Since the introduction of the five-door Maruti Suzuki Jimny in India, car enthusiasts, particularly those who enjoy customizing their vehicles, have eagerly awaited its arrival. The three-door Jimny, popular overseas, is known for its vast customization options. In India, a notable customization kit inspired by the Mercedes-AMG G-Wagen has been applied to a five-door Jimny, as showcased in a YouTube video uploaded by MRD Cars.
This customized Jimny successfully emulates the iconic design of the Mercedes-Benz G-Class, colloquially known as G-Wagen. Beginning with the front, the modified Jimny features a distinct body-colored bumper with larger fog lamp housings. The fascia is completely redesigned, showcasing an AMG grille with vertical slats and a Suzuki logo in the center. The G-Wagen-inspired rounded all-LED headlamps replace the original headlamps, and the front fenders are revamped to resemble those of the G-Wagen, complete with clear-lens turn indicators on top.
On the side profile, the Jimny retains its black-colored steel wheels but gains G-Wagen-like blacked-out rear view mirrors. The front roof panels are fitted with integrated LED lights, and a spoiler adorns the rear windscreen. The flared trapezoidal wheel arches are now body-colored. At the rear, the modified Jimny boasts a body-colored spare wheel cover and a revised rear bumper with LED tail lamps resembling the G-Wagen’s design.
Inside, the customized Jimny sports a custom cabin featuring a dual-tone red and black theme, similar to the original Mercedes-AMG G63. Red highlights adorn the seat and door pad upholsteries, as well as the steering cover.

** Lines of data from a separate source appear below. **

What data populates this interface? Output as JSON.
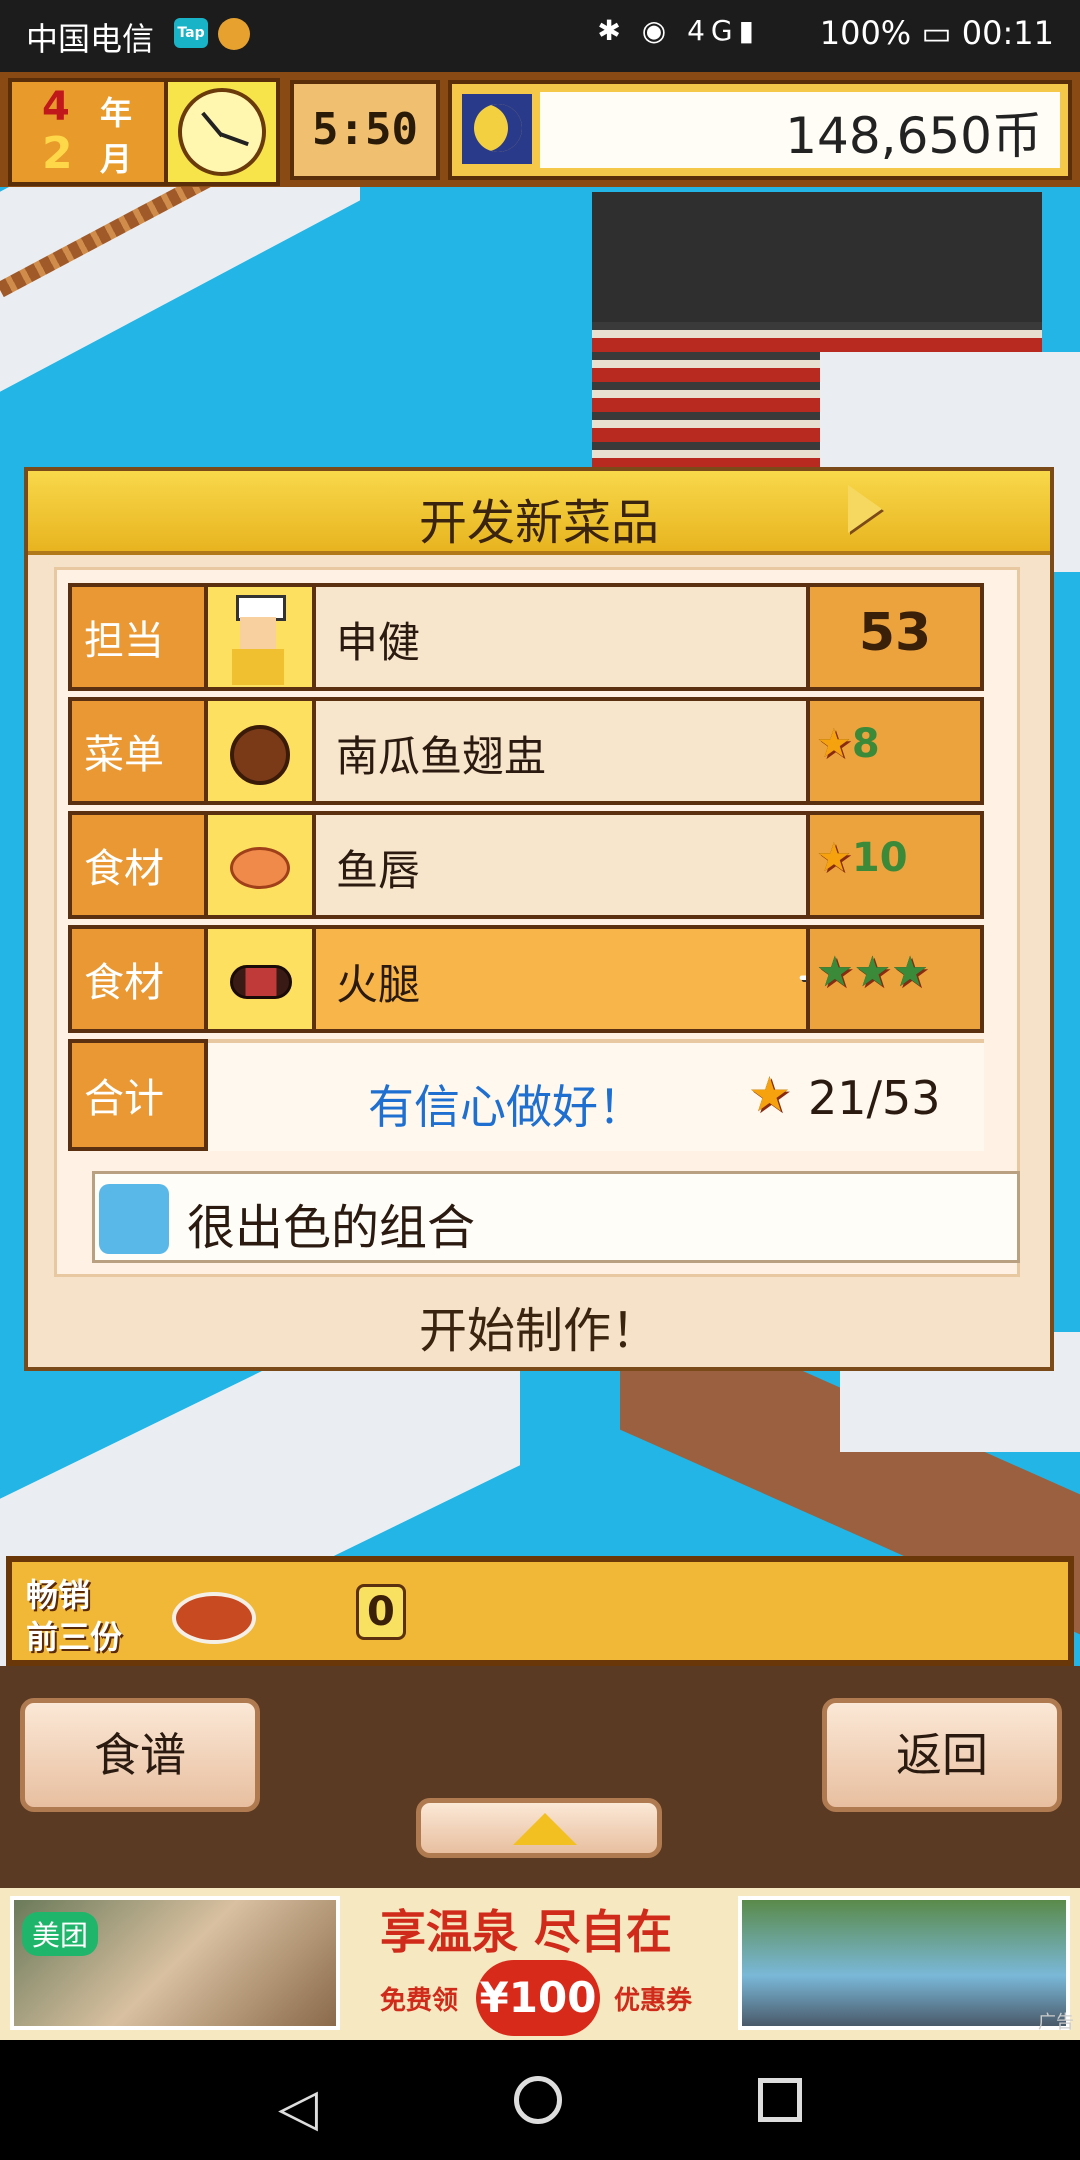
{
  "status_bar": {
    "carrier": "中国电信",
    "tap_badge": "Tap",
    "battery": "100%",
    "time": "00:11",
    "network": "4G"
  },
  "hud": {
    "year": "4",
    "year_label": "年",
    "month": "2",
    "month_label": "月",
    "game_time": "5:50",
    "money": "148,650币"
  },
  "dialog": {
    "title": "开发新菜品",
    "rows": [
      {
        "label": "担当",
        "name": "申健",
        "score": "53",
        "icon": "chef-icon"
      },
      {
        "label": "菜单",
        "name": "南瓜鱼翅盅",
        "stars": "8",
        "icon": "dish-icon"
      },
      {
        "label": "食材",
        "name": "鱼唇",
        "stars": "10",
        "icon": "fish-lip-icon"
      },
      {
        "label": "食材",
        "name": "火腿",
        "stars_count": 3,
        "icon": "ham-icon",
        "selected": true
      }
    ],
    "total": {
      "label": "合计",
      "confidence": "有信心做好！",
      "value": "21/53"
    },
    "comment": "很出色的组合",
    "start_button": "开始制作！"
  },
  "best_sellers": {
    "line1": "畅销",
    "line2": "前三份",
    "count": "0"
  },
  "buttons": {
    "recipe": "食谱",
    "back": "返回"
  },
  "ad": {
    "brand": "美团",
    "headline": "享温泉 尽自在",
    "free_label": "免费领",
    "amount": "¥100",
    "coupon_label": "优惠券",
    "ad_tag": "广告"
  },
  "colors": {
    "confidence_text": "#1f6fd0",
    "label_bg": "#e99833",
    "selected_row": "#f8b54a"
  }
}
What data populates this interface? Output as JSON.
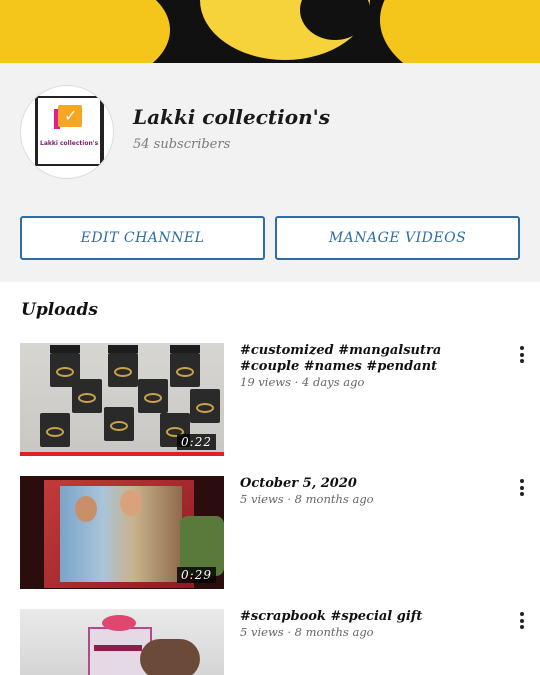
{
  "channel": {
    "name": "Lakki collection's",
    "subscribers": "54 subscribers",
    "logo_text": "Lakki collection's"
  },
  "actions": {
    "edit_label": "EDIT CHANNEL",
    "manage_label": "MANAGE VIDEOS"
  },
  "uploads": {
    "heading": "Uploads",
    "videos": [
      {
        "title": "#customized #mangalsutra #couple #names #pendant",
        "meta": "19 views · 4 days ago",
        "duration": "0:22",
        "watched_fraction": 1.0
      },
      {
        "title": "October 5, 2020",
        "meta": "5 views · 8 months ago",
        "duration": "0:29"
      },
      {
        "title": "#scrapbook #special gift",
        "meta": "5 views · 8 months ago",
        "duration": ""
      }
    ]
  },
  "colors": {
    "accent": "#2f6da6",
    "progress": "#e02020",
    "banner_yellow": "#f4c61c"
  },
  "icons": {
    "more": "more-vert-icon",
    "logo": "shopping-bag-check-icon"
  }
}
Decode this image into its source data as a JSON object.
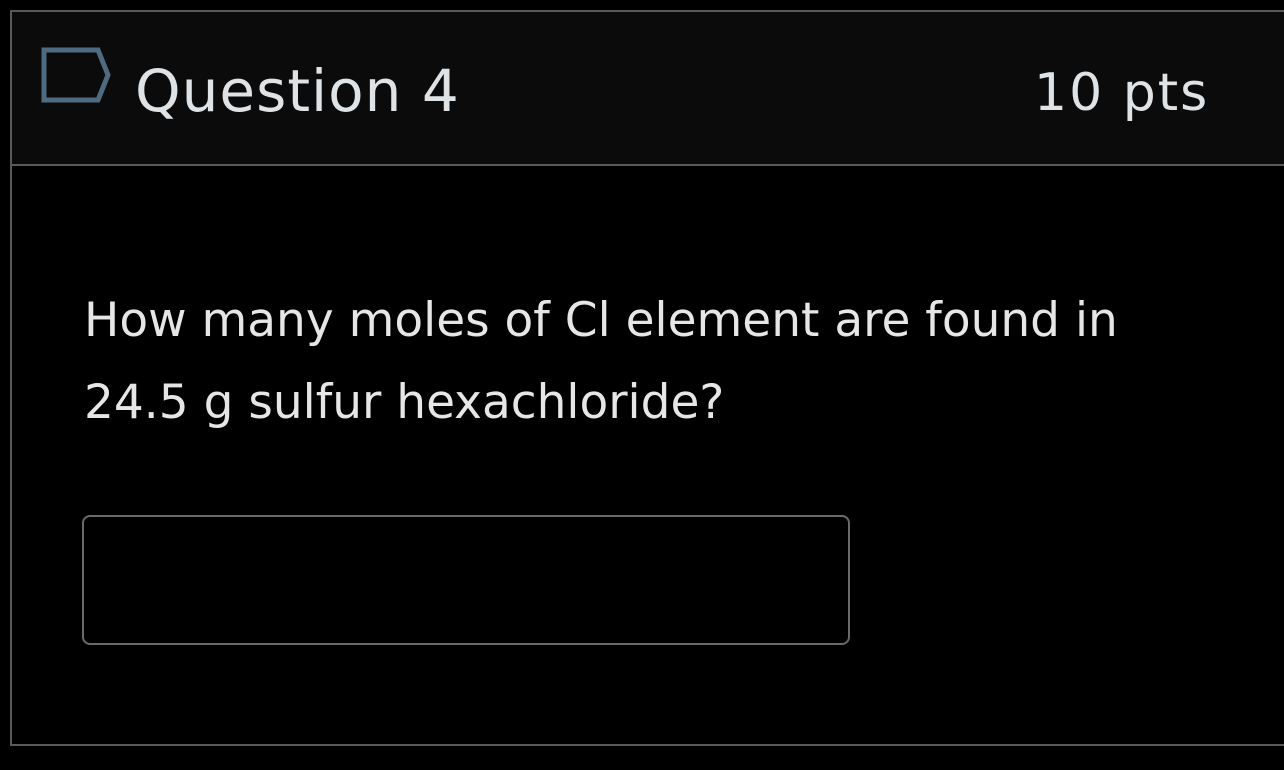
{
  "question": {
    "title": "Question 4",
    "points": "10 pts",
    "text": "How many moles of Cl element are found in 24.5 g sulfur hexachloride?",
    "flag_icon": "flag-bookmark-icon",
    "answer": {
      "value": "",
      "placeholder": ""
    }
  },
  "colors": {
    "background": "#000000",
    "header_background": "#0b0b0b",
    "border": "#5a5a5a",
    "text": "#e6e6e6",
    "flag_stroke": "#4f6b82"
  }
}
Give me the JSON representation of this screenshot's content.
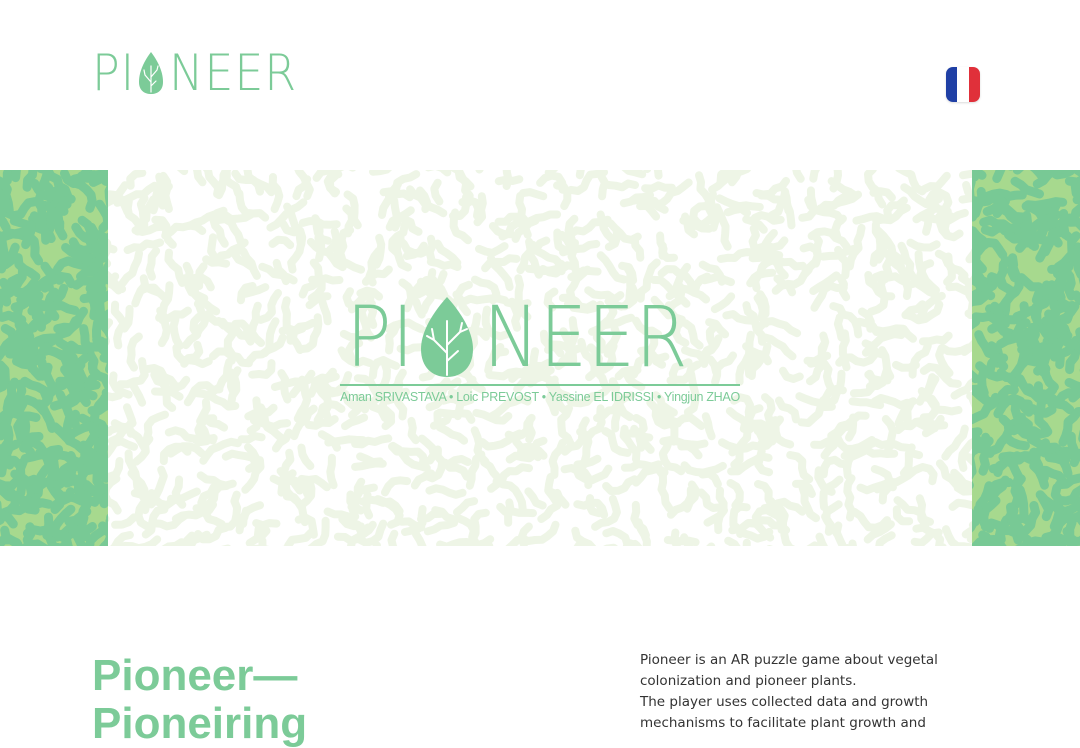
{
  "header": {
    "logo_prefix": "PI",
    "logo_suffix": "NEER",
    "language_flag": "france-flag-icon"
  },
  "banner": {
    "title_prefix": "PI",
    "title_suffix": "NEER",
    "authors": "Aman SRIVASTAVA • Loic PREVOST • Yassine EL IDRISSI • Yingjun ZHAO"
  },
  "intro": {
    "heading": "Pioneer—\nPioneiring",
    "paragraphs": [
      "Pioneer is an AR puzzle game about vegetal colonization and pioneer plants.",
      "The player uses collected data and growth mechanisms to facilitate plant growth and"
    ]
  },
  "colors": {
    "brand_green": "#7ccb98",
    "pattern_light": "#eef5e6",
    "side_band_base": "#a7d98e",
    "side_band_dark": "#78c995",
    "flag_blue": "#1f3fa5",
    "flag_white": "#ffffff",
    "flag_red": "#e0303a",
    "body_text": "#333333"
  }
}
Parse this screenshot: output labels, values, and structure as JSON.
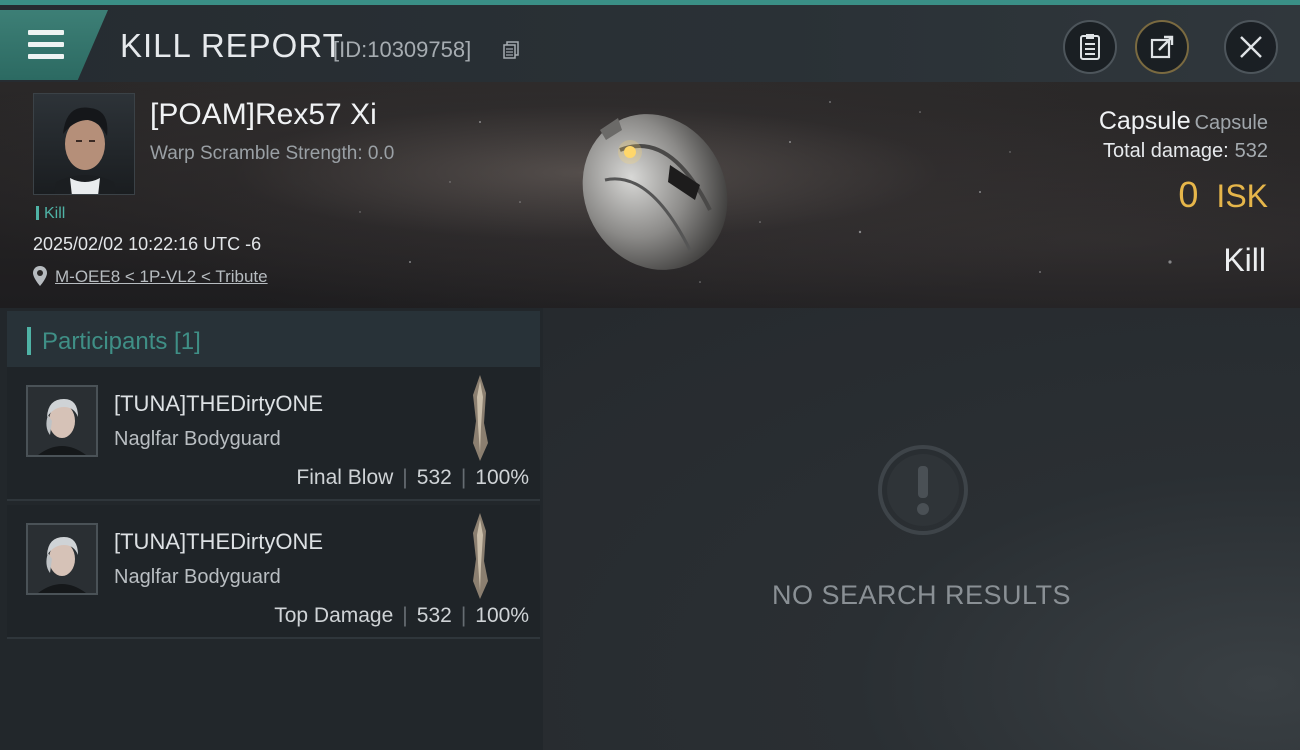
{
  "header": {
    "menu_icon": "hamburger-menu-icon",
    "title": "KILL REPORT",
    "kill_id": "[ID:10309758]",
    "copy_icon": "copy-icon",
    "report_icon": "clipboard-icon",
    "share_icon": "share-icon",
    "close_icon": "close-icon",
    "accent_color": "#3a8f86"
  },
  "victim": {
    "name": "[POAM]Rex57 Xi",
    "warp_scramble": "Warp Scramble Strength: 0.0",
    "tag": "Kill",
    "datetime": "2025/02/02 10:22:16 UTC -6",
    "location": "M-OEE8 < 1P-VL2 < Tribute",
    "ship_name": "Capsule",
    "ship_class": "Capsule",
    "total_damage_label": "Total damage:",
    "total_damage_value": "532",
    "isk_value": "0",
    "isk_unit": "ISK",
    "result": "Kill",
    "isk_color": "#e6b64a"
  },
  "participants": {
    "title": "Participants [1]",
    "rows": [
      {
        "name": "[TUNA]THEDirtyONE",
        "ship": "Naglfar Bodyguard",
        "role": "Final Blow",
        "damage": "532",
        "percent": "100%"
      },
      {
        "name": "[TUNA]THEDirtyONE",
        "ship": "Naglfar Bodyguard",
        "role": "Top Damage",
        "damage": "532",
        "percent": "100%"
      }
    ]
  },
  "results": {
    "empty_icon": "exclamation-circle-icon",
    "empty_text": "NO SEARCH RESULTS"
  }
}
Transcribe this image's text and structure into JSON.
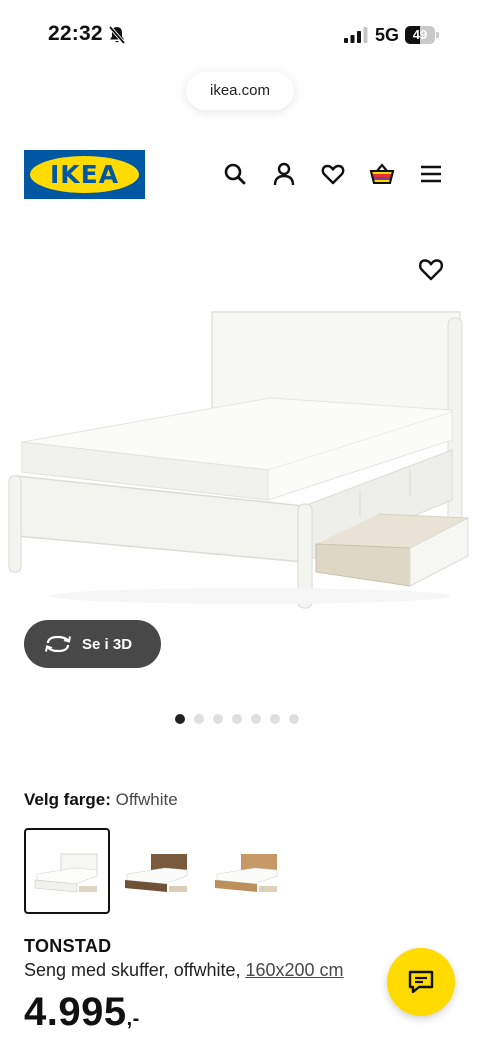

Notably, all modifications are focused on visual aesthetics, with no mechanical changes made to the off-roader. The Jimny retains its 1.5-liter 104.8 PS petrol engine mated to a 5-speed manual gearbox, as showcased in the video.
Is this legal?
Like the body wraps, these bolt-on kits lie in grey area. Since these chnage the identifty of the car, the cops and RTO might deem them as illegal.
Certain changes can be made to your vehicle in India without violating the original manufacturer’s specifications. These alterations include cosmetic adjustments like changing the car’s color, adding minor accessories such as rain visors and bumper corner protectors, and upgrading tires and wheels to those of a higher variant within the limits set by the carmaker. However, engine swapping requires prior permission from the Regional Transport Office (RTO). Violating any of these rules can result in a fine of Rs 5,000 per alteration or imprisonment for up to six months.
Structural changes to vehicles are not legal in India, according to the Supreme Court and the Motor Vehicle Act. Such modifications are prohibited from being used on public roads. However, enthusiasts may use such vehicles as project cars for private properties, such as racing tracks or farmhouses. Still, if found on public roads, the police have the authority to seize them.
Even aftermarket accessories like bull bars and other structural changes are banned in India. Additionally, using tires that are too large for a vehicle is also prohibited. While these modified vehicles may draw attention on the roads, they are often constructed without proper welding equipment at local garages, making them potentially dangerous.
If a vehicle disintegrates while on the road, it can cause serious accidents. To monitor such modifications, the police in different states set up check-points and issue challans for violators.